'>The Wright Way – An Overture On Wright's 150th Birthday and the Future of Organic Architecture

Why Wright now? What can a man born 150 years ago, tell to a young generation of architects likely to be responsible for the invention of the future? The following documentary is intended to emphasize the link between Wright ideas and the needs of tomorrow.

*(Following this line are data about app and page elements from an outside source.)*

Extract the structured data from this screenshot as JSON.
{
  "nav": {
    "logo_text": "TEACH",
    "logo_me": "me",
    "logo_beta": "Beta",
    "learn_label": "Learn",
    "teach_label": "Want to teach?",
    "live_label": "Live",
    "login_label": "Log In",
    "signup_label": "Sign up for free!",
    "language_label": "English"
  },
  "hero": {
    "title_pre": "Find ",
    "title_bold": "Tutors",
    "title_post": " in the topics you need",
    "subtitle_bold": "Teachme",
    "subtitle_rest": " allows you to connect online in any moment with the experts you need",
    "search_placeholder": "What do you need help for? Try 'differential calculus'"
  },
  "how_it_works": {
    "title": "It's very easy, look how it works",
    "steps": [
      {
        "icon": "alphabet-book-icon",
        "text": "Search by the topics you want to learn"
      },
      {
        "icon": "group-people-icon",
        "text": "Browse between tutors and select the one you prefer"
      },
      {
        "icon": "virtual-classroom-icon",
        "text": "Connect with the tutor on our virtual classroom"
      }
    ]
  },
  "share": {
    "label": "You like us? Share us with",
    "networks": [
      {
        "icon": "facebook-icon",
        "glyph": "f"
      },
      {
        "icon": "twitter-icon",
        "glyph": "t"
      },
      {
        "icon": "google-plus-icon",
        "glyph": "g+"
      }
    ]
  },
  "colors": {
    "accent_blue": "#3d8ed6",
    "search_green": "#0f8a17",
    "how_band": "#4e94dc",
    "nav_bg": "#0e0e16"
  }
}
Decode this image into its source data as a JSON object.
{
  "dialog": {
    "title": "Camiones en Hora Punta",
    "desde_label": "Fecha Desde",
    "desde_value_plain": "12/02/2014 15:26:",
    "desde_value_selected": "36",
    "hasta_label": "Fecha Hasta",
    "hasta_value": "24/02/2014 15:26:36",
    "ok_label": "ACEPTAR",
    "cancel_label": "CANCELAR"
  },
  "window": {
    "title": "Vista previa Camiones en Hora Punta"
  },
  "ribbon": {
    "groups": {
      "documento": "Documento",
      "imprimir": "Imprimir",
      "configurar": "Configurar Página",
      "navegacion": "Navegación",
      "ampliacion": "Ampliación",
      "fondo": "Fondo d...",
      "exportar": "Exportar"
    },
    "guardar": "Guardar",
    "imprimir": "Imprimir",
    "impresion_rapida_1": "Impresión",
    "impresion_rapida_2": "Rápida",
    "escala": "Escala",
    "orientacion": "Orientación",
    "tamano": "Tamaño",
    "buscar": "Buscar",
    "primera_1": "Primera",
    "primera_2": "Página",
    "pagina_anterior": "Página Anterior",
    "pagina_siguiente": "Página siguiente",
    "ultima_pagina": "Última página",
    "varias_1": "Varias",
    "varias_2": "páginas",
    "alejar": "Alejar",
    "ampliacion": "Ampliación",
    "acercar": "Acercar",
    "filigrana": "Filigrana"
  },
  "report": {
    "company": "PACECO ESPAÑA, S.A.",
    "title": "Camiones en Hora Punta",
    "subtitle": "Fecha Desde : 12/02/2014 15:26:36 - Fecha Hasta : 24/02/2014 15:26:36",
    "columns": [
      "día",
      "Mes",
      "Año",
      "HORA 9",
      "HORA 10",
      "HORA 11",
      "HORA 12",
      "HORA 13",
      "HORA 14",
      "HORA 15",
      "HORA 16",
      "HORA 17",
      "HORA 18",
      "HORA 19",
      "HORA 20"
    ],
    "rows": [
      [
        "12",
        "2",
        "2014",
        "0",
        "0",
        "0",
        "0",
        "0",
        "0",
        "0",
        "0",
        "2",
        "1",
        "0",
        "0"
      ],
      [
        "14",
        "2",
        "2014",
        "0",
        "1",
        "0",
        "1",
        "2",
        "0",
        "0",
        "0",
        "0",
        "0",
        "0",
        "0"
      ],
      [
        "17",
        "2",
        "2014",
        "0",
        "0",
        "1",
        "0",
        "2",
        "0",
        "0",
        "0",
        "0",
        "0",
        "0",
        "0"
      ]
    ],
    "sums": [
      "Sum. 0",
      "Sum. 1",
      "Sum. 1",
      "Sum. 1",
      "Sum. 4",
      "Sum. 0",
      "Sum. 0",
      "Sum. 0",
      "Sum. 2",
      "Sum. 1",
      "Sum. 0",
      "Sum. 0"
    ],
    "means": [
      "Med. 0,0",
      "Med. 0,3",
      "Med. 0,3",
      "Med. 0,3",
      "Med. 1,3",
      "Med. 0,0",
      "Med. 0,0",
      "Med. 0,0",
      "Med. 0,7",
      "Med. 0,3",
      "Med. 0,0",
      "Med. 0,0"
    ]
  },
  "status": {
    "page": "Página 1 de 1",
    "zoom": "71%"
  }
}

At the time of his death, the world’s population was three billion. Today it is 7.2 billion, likely to become ten billion by mid-century. We must confront sustainability, higher mix-use urban density, working space closer to dwellings, less dependence on the car, food production closer to home, flexible prefabrication and self-help.
During the last years of his life, when asked how he saw the future of architecture, Wright’s answer was: “the future of architecture is the future of the human race. If civilization has a future, so will architecture. Democracy was never intended to be a mass production affair. A free life is not necessarily a free-for-all. It is nothing someone gives you. A free life is something you work out for yourself. Freedom is not conferred, must be worked out from self.”
There is no substitute for reading Wright’s prolific writing while filtering “the Wright’s Style” from his principles. There is no alternative to walking through his spaces, to absorb them in their totality – fluidity, scale, light, views, and details. To take Wright’s words literally would be as misleading as all dogmas are. Wright’s principles of Organic Architecture can be understood and reinterpreted to match the needs of our time.
Here is my take:
1. Space is the fundamental component of the architecture. In a profound sense, it is mostly “interior space,” where streets and plazas are the interior spaces of a three-dimensional city.
2. Continuity, physical and spatial, is as essential for organic architecture as the relationship between skin, muscles, bones, organs, blood, and nerves.
3. Nature implies not just the nature of a site, or the nature of materials, or the nature of production; it also means the nature of humans, both in their ergonometric and psychological dimensions.
4. Human scale is the only scale of architecture, and it should not be confused with “size.” Human scale defines the relation to purpose. Bernini’s Saint Peter’s square is at human scale, in spite of its size. Fascist architecture, whether governmental or corporate, is not.
5. Context is not only the relationship between a building and its surroundings; it is also a connection between a building and the culture within which it surges.
Flashback: we were recently graduated architects, influenced by our master teachers and mentors, Prof. Bruno Zevi and architect Luigi Pellegrin when we decided to come to the United States to experience Wright by ourselves. Together with our friend Viviana Campajola, we embarked on a “Wright pilgrimage” that took us through ninety-six of his works along more than twenty states.
Following are some samples of photographs we shot during our trip (click on the link.) They are presented here for the first time. After more than 40 years we remain amazed at seeing how much of Wright’s architecture withstood the passage of time. His works look as fresh today as when we visited them.

 Let’s face it: the world won’t stop at ten billion. The order of “pragmatic idealism” remains unchanged, independently of scale, place or time: DREAM first, then PROGRAM and quantify, then DESIGN, and then BUILD.

 The Wright Way Photos. Copyright Ruth and Rick Meghiddo. All Rights Reserved.

Wright 150 - by Rick Meghiddo.

Wright 150

 SOME TIPS

– For The Wright Way gallery of selected photos, click here.

– A great PBS visual biography of
  Frank Lloyd Wright by Ken Burns and Lynn Novick Part 1
  Frank Lloyd Wright by Ken Burns and Lynn Novick Part 2
THE MIKE WALLACE INTERVIEW with Wright, 1957.

Frank Lloyd Wright Collected Writings:

     Volume 1   Volume 2   Volume 3 

     Volume 4   Volume 5 

One of the best books about Wright:

   Frank Lloyd Wright by Neil Levine